In what context was Ahim’SA born?
Following the principles of Yoga, a teacher must practice Karma Yoga, which represents selfless action for the benefit of others. Thus each practitioner or Yoga Teacher must work for the community and without benefiting from it personally. In addition, every teacher or practitioner of yoga must respect the fundamental principles called Yamas and Nyamas whose first commandment concerns Ahimsa which means “Non-Violence” in Sanskrit and more generally, respect for life. The word ahiṃsā properly refers to “the action or causing harm to no life” This naturally includes the protection of the environment and Nature.
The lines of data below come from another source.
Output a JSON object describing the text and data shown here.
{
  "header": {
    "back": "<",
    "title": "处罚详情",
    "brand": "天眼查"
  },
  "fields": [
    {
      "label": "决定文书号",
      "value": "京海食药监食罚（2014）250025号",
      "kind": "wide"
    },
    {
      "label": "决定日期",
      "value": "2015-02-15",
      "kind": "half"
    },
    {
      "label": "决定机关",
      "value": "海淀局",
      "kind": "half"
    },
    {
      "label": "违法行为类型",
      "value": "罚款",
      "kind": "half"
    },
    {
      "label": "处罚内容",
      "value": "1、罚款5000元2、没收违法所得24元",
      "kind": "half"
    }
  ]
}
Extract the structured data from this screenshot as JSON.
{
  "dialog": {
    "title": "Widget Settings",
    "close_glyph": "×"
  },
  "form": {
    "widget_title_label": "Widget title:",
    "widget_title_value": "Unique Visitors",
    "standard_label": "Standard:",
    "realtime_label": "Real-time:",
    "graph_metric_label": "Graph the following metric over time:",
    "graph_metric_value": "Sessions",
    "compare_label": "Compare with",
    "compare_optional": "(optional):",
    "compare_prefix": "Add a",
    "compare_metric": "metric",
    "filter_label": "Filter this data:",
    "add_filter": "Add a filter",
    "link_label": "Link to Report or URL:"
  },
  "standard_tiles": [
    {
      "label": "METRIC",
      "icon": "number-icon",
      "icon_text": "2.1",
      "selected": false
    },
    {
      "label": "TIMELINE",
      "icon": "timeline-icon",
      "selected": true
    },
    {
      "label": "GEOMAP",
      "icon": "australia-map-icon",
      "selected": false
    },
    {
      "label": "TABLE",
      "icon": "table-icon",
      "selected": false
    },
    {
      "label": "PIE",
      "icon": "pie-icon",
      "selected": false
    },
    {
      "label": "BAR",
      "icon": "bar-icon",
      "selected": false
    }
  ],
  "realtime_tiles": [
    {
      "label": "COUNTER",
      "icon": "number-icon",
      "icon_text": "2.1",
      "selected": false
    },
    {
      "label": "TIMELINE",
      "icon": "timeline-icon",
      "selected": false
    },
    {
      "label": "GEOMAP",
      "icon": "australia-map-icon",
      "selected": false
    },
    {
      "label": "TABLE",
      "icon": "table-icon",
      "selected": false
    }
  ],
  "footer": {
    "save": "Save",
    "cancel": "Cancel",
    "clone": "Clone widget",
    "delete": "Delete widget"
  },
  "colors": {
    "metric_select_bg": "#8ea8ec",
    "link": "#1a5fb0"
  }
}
South Africa has presented itself as a privileged ground for the necessary change that the Organization wishes to contribute to implement. Because of its history and its ethnic construction, the country represents a constant challenge to live well together in an exceptional nature and is also considered as an open door to the experimentation of the collective will. Other parts of the world need identical relays but the pilot project in South Africa is probably the most emblematic about a nation’s ability to find the creativity and energies to recover and grow. This implies not only the abstention from violence in acts or words (insult, hurtful words), but more subtly at the level of thoughts, since the mind must be directed upstream, so that all that flows from it (word, act) falls under self-control, the abolition of the ego and the sense of “I” thus feeds the “us”.
Ahimsâ shortcuts violence against Nature and life, eradicates selfishness, encourages benevolence and benevolence towards all beings: it is not a specifically yogic measure, but desired by every man because Ahiṃsā is more than a “virtue” since it has been seen since Antiquity as the political basis of a dignified society.